Some comics caught my eye over the last few days. House of Mystery, the new release from DC’s Vertigo imprint, written by Matt Sturges and Bill Willingham with art by Luca Rossi, was very enjoyable. I was a fan of this title back in the seventies, when it was a straightforward horror (or ‘mystery’) anthology, with art by such greats as Neal Adams, Berni Wrightson, Alex Toth and Sergio Aragones. In Alan Moore’s Swamp Thing and Neil Gaiman’s The Sandman, the house and its caretaker Cain was established as a residence that existed in dreams. In this incarnation, the house has been stolen and re-sited ‘somewhere else’. A group of strange characters are forced to live there telling stories to pay for their board while they attempt to find a way back to the real world. The first issue sets up lots of mysteries, so it comes across a bit like Lost, only creepier.
I also started a collection of the first five issues of The Exterminators, another Vertigo title (now cancelled) about a group of bug and vermin exterminators operating in the more sordid parts of Los Angeles. At first it appears a great slice of life story with strong characterisation, until a hint of fantasy arises like the first sign of one of the infestations – the bugs are becoming stronger? Smarter? Looks like there’s a war brewing. Great writing by Simon Oliver and suitably grimy art by Tony Moore, who made a name for himself on Image’s The Walking Dead. Highly recommended, as those critics like to say.
I also read the first issue of DC’s summer blockbuster Final Crisis by Grant Morrison and J G Jones. It’s early days yet, and there’s a lot of clear set-up for story to come, but again very enjoyable. Grant can do no wrong in my eyes, from Zenith for 2000AD to Doom Patrol, Animal Man and The Invisibles, which is why I name-checked his excellent Seven Soldiers series in The Burning Man.

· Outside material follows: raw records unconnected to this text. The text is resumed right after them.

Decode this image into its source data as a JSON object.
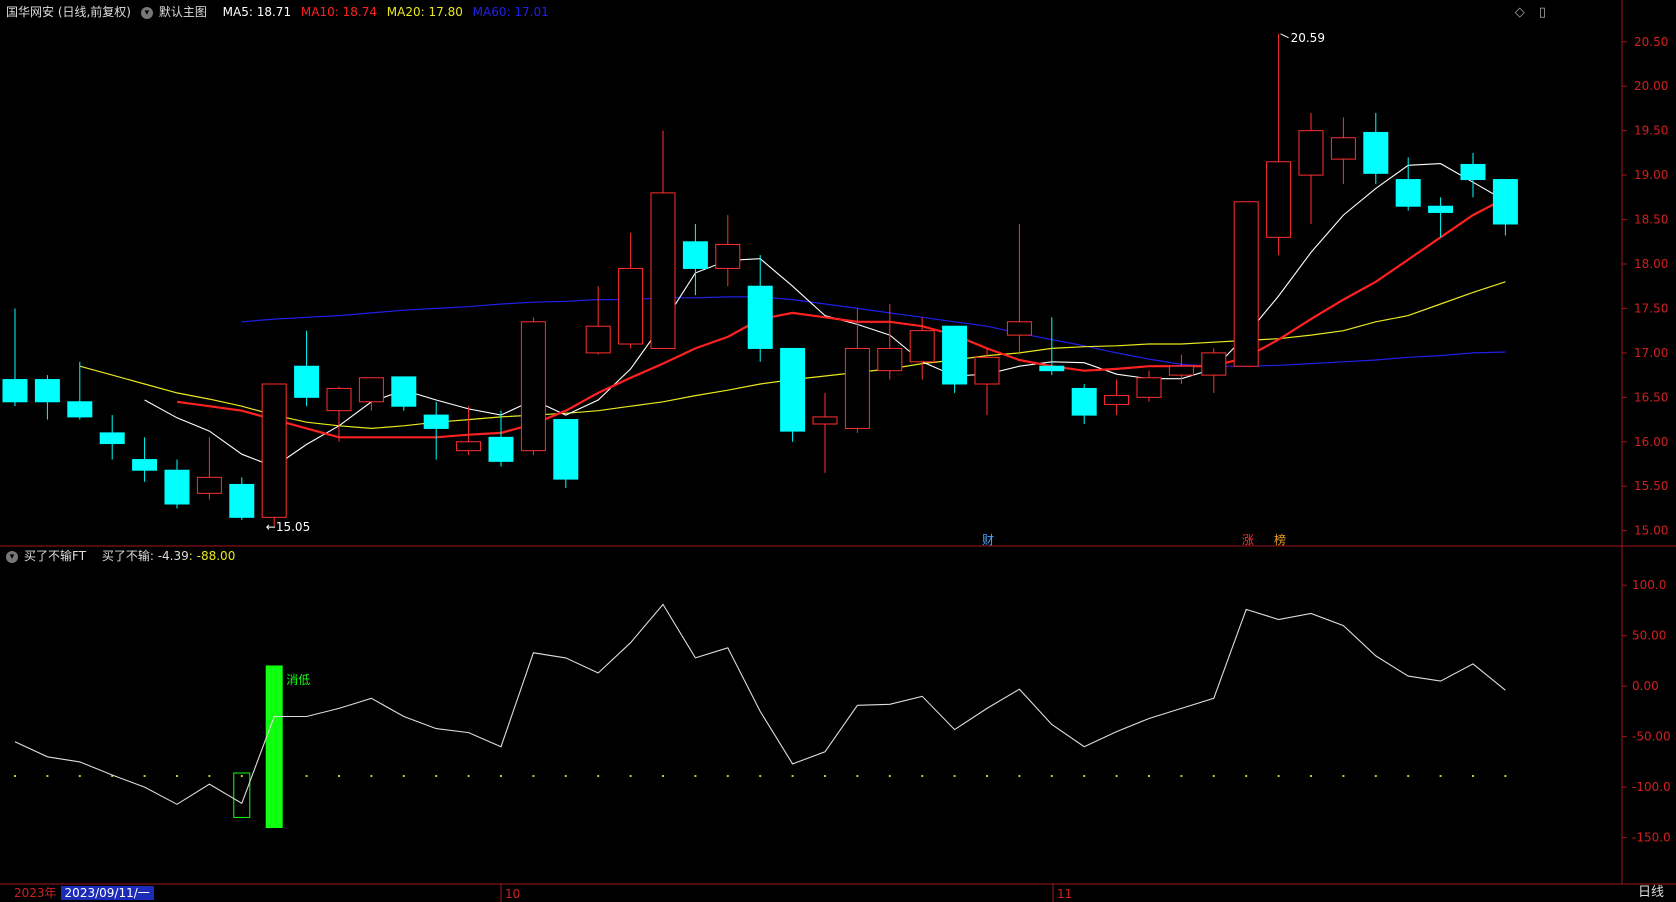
{
  "header": {
    "stock_title": "国华网安 (日线,前复权)",
    "main_chart_label": "默认主图",
    "ma5_label": "MA5: 18.71",
    "ma10_label": "MA10: 18.74",
    "ma20_label": "MA20: 17.80",
    "ma60_label": "MA60: 17.01",
    "colors": {
      "ma5": "#ffffff",
      "ma10": "#ff2020",
      "ma20": "#e8e820",
      "ma60": "#2020e8"
    }
  },
  "sub_header": {
    "indicator_name": "买了不输FT",
    "indicator_label": "买了不输: -4.39",
    "indicator_value": ": -88.00"
  },
  "window_icons": [
    "diamond-icon",
    "document-icon"
  ],
  "price_axis": {
    "ticks": [
      "20.50",
      "20.00",
      "19.50",
      "19.00",
      "18.50",
      "18.00",
      "17.50",
      "17.00",
      "16.50",
      "16.00",
      "15.50",
      "15.00"
    ]
  },
  "indicator_axis": {
    "ticks": [
      "100.0",
      "50.00",
      "0.00",
      "-50.00",
      "-100.0",
      "-150.0"
    ]
  },
  "annotations": {
    "high": "20.59",
    "low": "15.05",
    "signal": "消低",
    "badge_cai": "财",
    "badge_zhang": "涨",
    "badge_bang": "榜"
  },
  "time_axis": {
    "year": "2023年",
    "date": "2023/09/11/一",
    "month_10": "10",
    "month_11": "11",
    "period": "日线"
  },
  "chart_data": {
    "type": "candlestick",
    "candles": [
      [
        16.7,
        16.45,
        17.5,
        16.4
      ],
      [
        16.7,
        16.45,
        16.75,
        16.25
      ],
      [
        16.45,
        16.28,
        16.9,
        16.25
      ],
      [
        16.1,
        15.98,
        16.3,
        15.8
      ],
      [
        15.8,
        15.68,
        16.05,
        15.55
      ],
      [
        15.68,
        15.3,
        15.8,
        15.25
      ],
      [
        15.42,
        15.6,
        16.05,
        15.35
      ],
      [
        15.52,
        15.15,
        15.6,
        15.12
      ],
      [
        15.15,
        16.65,
        16.65,
        15.05
      ],
      [
        16.85,
        16.5,
        17.25,
        16.4
      ],
      [
        16.35,
        16.6,
        16.62,
        16.0
      ],
      [
        16.45,
        16.72,
        16.72,
        16.35
      ],
      [
        16.73,
        16.4,
        16.73,
        16.35
      ],
      [
        16.3,
        16.15,
        16.45,
        15.8
      ],
      [
        15.9,
        16.0,
        16.4,
        15.85
      ],
      [
        16.05,
        15.78,
        16.35,
        15.72
      ],
      [
        15.9,
        17.35,
        17.4,
        15.85
      ],
      [
        16.25,
        15.58,
        16.25,
        15.48
      ],
      [
        17.0,
        17.3,
        17.75,
        16.98
      ],
      [
        17.1,
        17.95,
        18.35,
        17.05
      ],
      [
        17.05,
        18.8,
        19.5,
        17.15
      ],
      [
        18.25,
        17.95,
        18.45,
        17.65
      ],
      [
        17.95,
        18.22,
        18.55,
        17.75
      ],
      [
        17.75,
        17.05,
        18.1,
        16.9
      ],
      [
        17.05,
        16.12,
        17.05,
        16.0
      ],
      [
        16.2,
        16.28,
        16.55,
        15.65
      ],
      [
        16.15,
        17.05,
        17.5,
        16.1
      ],
      [
        16.8,
        17.05,
        17.55,
        16.7
      ],
      [
        16.9,
        17.25,
        17.4,
        16.7
      ],
      [
        17.3,
        16.65,
        17.3,
        16.55
      ],
      [
        16.65,
        16.95,
        17.05,
        16.3
      ],
      [
        17.2,
        17.35,
        18.45,
        16.98
      ],
      [
        16.85,
        16.8,
        17.4,
        16.75
      ],
      [
        16.6,
        16.3,
        16.65,
        16.2
      ],
      [
        16.42,
        16.52,
        16.7,
        16.3
      ],
      [
        16.5,
        16.72,
        16.8,
        16.45
      ],
      [
        16.75,
        16.85,
        16.98,
        16.65
      ],
      [
        16.75,
        17.0,
        17.05,
        16.55
      ],
      [
        16.85,
        18.7,
        18.7,
        16.85
      ],
      [
        18.3,
        19.15,
        20.59,
        18.1
      ],
      [
        19.0,
        19.5,
        19.7,
        18.45
      ],
      [
        19.18,
        19.42,
        19.65,
        18.9
      ],
      [
        19.48,
        19.02,
        19.7,
        18.9
      ],
      [
        18.95,
        18.65,
        19.2,
        18.6
      ],
      [
        18.65,
        18.58,
        18.75,
        18.3
      ],
      [
        19.12,
        18.95,
        19.25,
        18.75
      ],
      [
        18.95,
        18.45,
        18.95,
        18.32
      ]
    ],
    "ma5": [
      null,
      null,
      null,
      null,
      16.47,
      16.27,
      16.12,
      15.86,
      15.72,
      15.97,
      16.18,
      16.45,
      16.58,
      16.47,
      16.37,
      16.3,
      16.47,
      16.3,
      16.47,
      16.82,
      17.33,
      17.9,
      18.04,
      18.06,
      17.75,
      17.42,
      17.32,
      17.2,
      16.9,
      16.74,
      16.76,
      16.85,
      16.9,
      16.89,
      16.76,
      16.71,
      16.71,
      16.82,
      17.2,
      17.64,
      18.13,
      18.55,
      18.85,
      19.11,
      19.13,
      18.92,
      18.71
    ],
    "ma10": [
      16.45,
      16.4,
      16.35,
      16.25,
      16.15,
      16.05,
      16.05,
      16.05,
      16.05,
      16.08,
      16.1,
      16.2,
      16.35,
      16.55,
      16.72,
      16.88,
      17.05,
      17.18,
      17.38,
      17.45,
      17.4,
      17.35,
      17.35,
      17.3,
      17.2,
      17.05,
      16.92,
      16.85,
      16.8,
      16.82,
      16.85,
      16.85,
      16.85,
      16.95,
      17.15,
      17.38,
      17.6,
      17.8,
      18.05,
      18.3,
      18.55,
      18.74
    ],
    "ma20": [
      16.85,
      16.75,
      16.65,
      16.55,
      16.48,
      16.4,
      16.3,
      16.22,
      16.18,
      16.15,
      16.18,
      16.22,
      16.25,
      16.28,
      16.3,
      16.32,
      16.35,
      16.4,
      16.45,
      16.52,
      16.58,
      16.65,
      16.7,
      16.74,
      16.78,
      16.82,
      16.88,
      16.92,
      16.97,
      17.0,
      17.05,
      17.07,
      17.08,
      17.1,
      17.1,
      17.12,
      17.14,
      17.16,
      17.2,
      17.25,
      17.35,
      17.42,
      17.55,
      17.68,
      17.8
    ],
    "ma60": [
      17.35,
      17.38,
      17.4,
      17.42,
      17.45,
      17.48,
      17.5,
      17.52,
      17.55,
      17.57,
      17.58,
      17.6,
      17.6,
      17.62,
      17.62,
      17.63,
      17.63,
      17.6,
      17.55,
      17.5,
      17.45,
      17.4,
      17.35,
      17.3,
      17.22,
      17.15,
      17.08,
      17.0,
      16.93,
      16.87,
      16.85,
      16.85,
      16.86,
      16.88,
      16.9,
      16.92,
      16.95,
      16.97,
      17.0,
      17.01
    ],
    "indicator": [
      -55,
      -70,
      -75,
      -88,
      -100,
      -117,
      -97,
      -116,
      -30,
      -30,
      -22,
      -12,
      -30,
      -42,
      -46,
      -60,
      33,
      28,
      13,
      43,
      81,
      28,
      38,
      -25,
      -77,
      -65,
      -19,
      -18,
      -10,
      -43,
      -22,
      -3,
      -38,
      -60,
      -45,
      -32,
      -22,
      -12,
      76,
      66,
      72,
      60,
      30,
      10,
      5,
      22,
      -4
    ],
    "signal_bars": [
      {
        "index": 7,
        "from": -130,
        "to": -86,
        "filled": false
      },
      {
        "index": 8,
        "from": -140,
        "to": 20,
        "filled": true
      }
    ],
    "price_ylim": [
      14.85,
      20.7
    ],
    "indicator_ylim": [
      -190,
      120
    ]
  }
}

On the movie front, my tastes have always been eclectic, but I can’t imagine many people reading this enjoying the early 1940s films of British comedians Arthur Askey and George Formby. Kept me happy, though. I also finally got round to seeing SF greats This Island Earth and Invaders From Mars. Ones for fans only, I think, though there’s a pleasantly creepy aspect to the latter.